### PROBLEM DETAILS
Check each line of the data, and copy those where "User" appears.

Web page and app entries

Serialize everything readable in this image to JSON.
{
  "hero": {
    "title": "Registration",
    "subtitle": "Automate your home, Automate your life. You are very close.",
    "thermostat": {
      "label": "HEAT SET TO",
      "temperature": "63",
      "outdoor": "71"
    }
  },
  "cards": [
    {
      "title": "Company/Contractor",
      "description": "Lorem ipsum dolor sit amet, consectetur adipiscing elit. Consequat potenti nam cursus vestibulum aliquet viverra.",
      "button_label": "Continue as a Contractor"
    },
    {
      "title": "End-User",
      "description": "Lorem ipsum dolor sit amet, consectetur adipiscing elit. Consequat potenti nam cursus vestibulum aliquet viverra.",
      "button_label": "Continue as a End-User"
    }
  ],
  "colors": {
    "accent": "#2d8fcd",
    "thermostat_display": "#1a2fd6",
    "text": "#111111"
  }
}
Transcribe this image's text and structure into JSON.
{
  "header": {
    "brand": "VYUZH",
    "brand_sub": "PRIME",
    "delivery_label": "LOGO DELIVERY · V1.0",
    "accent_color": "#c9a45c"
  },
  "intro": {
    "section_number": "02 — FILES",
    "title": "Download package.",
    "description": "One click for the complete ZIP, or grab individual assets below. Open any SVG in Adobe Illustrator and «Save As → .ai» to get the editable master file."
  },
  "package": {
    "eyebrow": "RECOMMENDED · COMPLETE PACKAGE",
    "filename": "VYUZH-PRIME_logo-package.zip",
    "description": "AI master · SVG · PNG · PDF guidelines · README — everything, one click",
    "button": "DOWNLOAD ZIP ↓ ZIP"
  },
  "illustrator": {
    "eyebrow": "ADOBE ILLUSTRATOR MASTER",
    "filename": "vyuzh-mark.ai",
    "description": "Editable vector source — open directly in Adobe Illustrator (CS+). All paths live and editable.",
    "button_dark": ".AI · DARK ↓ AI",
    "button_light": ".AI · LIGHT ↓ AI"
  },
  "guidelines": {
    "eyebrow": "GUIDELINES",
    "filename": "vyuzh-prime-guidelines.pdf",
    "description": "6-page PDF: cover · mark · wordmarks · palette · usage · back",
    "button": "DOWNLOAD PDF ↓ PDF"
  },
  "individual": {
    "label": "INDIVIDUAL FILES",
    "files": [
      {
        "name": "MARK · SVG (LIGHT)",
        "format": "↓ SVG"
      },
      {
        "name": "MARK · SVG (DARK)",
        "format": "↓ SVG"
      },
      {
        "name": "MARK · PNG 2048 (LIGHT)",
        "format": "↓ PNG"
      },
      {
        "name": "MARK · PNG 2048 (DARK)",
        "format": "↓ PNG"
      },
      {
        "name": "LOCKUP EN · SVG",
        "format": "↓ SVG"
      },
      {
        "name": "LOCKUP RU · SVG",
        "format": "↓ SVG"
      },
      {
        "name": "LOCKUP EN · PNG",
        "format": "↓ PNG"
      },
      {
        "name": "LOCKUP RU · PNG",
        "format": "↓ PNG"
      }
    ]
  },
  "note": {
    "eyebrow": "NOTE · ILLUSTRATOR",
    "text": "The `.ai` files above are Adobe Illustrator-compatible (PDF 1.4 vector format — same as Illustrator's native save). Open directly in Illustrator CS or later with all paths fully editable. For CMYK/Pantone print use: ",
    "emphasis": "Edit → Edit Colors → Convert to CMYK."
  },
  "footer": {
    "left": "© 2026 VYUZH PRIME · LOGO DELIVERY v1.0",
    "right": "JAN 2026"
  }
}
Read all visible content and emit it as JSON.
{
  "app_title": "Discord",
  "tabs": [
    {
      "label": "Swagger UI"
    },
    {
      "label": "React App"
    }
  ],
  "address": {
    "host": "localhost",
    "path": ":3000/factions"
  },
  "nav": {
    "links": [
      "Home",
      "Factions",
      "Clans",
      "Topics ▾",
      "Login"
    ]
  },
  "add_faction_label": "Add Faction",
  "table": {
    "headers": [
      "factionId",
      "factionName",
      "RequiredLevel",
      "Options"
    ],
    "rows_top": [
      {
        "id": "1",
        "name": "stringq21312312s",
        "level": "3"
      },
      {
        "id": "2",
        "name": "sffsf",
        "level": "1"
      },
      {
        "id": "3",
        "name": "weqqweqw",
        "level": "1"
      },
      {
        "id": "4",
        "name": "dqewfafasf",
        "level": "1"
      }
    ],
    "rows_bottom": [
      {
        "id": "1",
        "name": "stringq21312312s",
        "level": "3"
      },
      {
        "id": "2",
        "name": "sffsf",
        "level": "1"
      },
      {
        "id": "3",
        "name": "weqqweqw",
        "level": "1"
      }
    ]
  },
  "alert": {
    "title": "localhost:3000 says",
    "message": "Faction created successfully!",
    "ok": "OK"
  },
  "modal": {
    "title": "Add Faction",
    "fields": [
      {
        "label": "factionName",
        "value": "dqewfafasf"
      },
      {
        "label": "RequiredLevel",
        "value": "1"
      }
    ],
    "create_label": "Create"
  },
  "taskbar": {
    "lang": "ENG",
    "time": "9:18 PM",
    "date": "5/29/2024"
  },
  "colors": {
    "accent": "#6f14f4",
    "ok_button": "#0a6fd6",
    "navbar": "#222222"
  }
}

### EXERCISE SOLUTION
      "title": "End-User",
      "button_label": "Continue as a End-User"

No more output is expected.